“Most of the stuff was what you’d expect,” Stone-Gross said as he displayed images of the type of spam the botnet sends. “You have your phishing, your online pharmaceuticals, diploma programs.”

However, there are challenges to sending that much junk mail. Stone-Gross said a spammers job is complicated by a number of factors including invalid email addresses, SMTP errors, and blacklisting. As a result, while 87 billion spam messages were sent from July 30 to August 25, 2010, the amount of spam that was actually accepted by mail servers was only around 30.3 percent, and the actual volume was likely much less after client-side spam filters are taken into account. But like good businessmen, the spammers maintain detailed statistics per infected machine to measure the effectiveness of campaigns and make modifications for future success.

The team was also able to obtain a copy of a popular web-based forum known as, which simplifies the process of creating and managing spam campaigns. Spamdot. biz, available in both Russian and English, had about 1900 members and gave users the opportunity to rent botnets, or purchase email addresses to spam. Almost all members, approximately 91 percent, selected Russian as their first language. The highly-vetted community will only allow new members who have been approved by trusted members or established existing users, said Stone-Gross.

A detailed pricing system was observed by the team, who found rates for one million email addresses range from $25 to $50, with discounted prices for bulk purchases. Those interested in building a botnet or installing their malware on a large number of systems often seek the services of groups who provide so called loads — which is terminology for the ability to install malware on compromised machines.

The “loads” come from a variety of sources such as drive-by-download attacks using HTML iframes and other malware, said Stone-Gross.

“We observed several individuals offering 10,000 malware installations for approximately $300-$800,” the report summary states.

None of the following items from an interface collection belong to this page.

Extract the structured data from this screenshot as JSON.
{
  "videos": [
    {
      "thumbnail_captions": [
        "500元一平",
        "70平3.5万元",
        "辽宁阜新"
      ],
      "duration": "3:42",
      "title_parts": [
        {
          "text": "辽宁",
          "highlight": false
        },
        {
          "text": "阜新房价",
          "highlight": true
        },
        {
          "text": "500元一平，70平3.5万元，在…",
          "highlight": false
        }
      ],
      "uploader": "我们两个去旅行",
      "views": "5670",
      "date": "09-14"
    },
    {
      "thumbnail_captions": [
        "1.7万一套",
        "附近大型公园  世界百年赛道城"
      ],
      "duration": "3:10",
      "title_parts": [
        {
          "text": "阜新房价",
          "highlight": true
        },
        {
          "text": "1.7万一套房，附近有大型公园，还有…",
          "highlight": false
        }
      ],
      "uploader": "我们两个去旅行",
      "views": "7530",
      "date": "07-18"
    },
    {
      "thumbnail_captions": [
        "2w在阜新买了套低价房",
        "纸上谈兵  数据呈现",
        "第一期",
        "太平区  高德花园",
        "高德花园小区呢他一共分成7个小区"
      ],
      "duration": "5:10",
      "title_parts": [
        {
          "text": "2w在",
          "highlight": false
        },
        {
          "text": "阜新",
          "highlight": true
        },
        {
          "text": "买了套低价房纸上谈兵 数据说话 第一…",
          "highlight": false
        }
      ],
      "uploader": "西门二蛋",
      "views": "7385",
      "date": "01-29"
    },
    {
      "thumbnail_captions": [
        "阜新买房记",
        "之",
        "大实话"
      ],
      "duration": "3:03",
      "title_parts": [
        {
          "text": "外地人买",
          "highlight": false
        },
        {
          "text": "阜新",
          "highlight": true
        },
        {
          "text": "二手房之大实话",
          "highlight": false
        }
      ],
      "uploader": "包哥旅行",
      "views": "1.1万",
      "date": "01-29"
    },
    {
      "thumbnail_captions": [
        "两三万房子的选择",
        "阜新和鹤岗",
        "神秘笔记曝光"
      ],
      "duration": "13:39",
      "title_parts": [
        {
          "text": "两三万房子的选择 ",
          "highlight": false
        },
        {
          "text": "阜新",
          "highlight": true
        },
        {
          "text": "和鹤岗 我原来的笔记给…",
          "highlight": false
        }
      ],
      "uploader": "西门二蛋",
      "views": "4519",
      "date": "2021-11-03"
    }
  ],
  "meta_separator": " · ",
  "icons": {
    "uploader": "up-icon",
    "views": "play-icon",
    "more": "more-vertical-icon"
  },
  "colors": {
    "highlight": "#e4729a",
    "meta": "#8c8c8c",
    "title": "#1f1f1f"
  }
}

Market price per “load” is highly dependent on its geographic location, with machines in the U.S. and the U.K. fetching a much higher price than those in Asia, probably because they have a faster and more reliable Internet connection, researchers noted. Loads sold per thousand in Asia went for around $13, Europe at $35, and $125 for the U.S.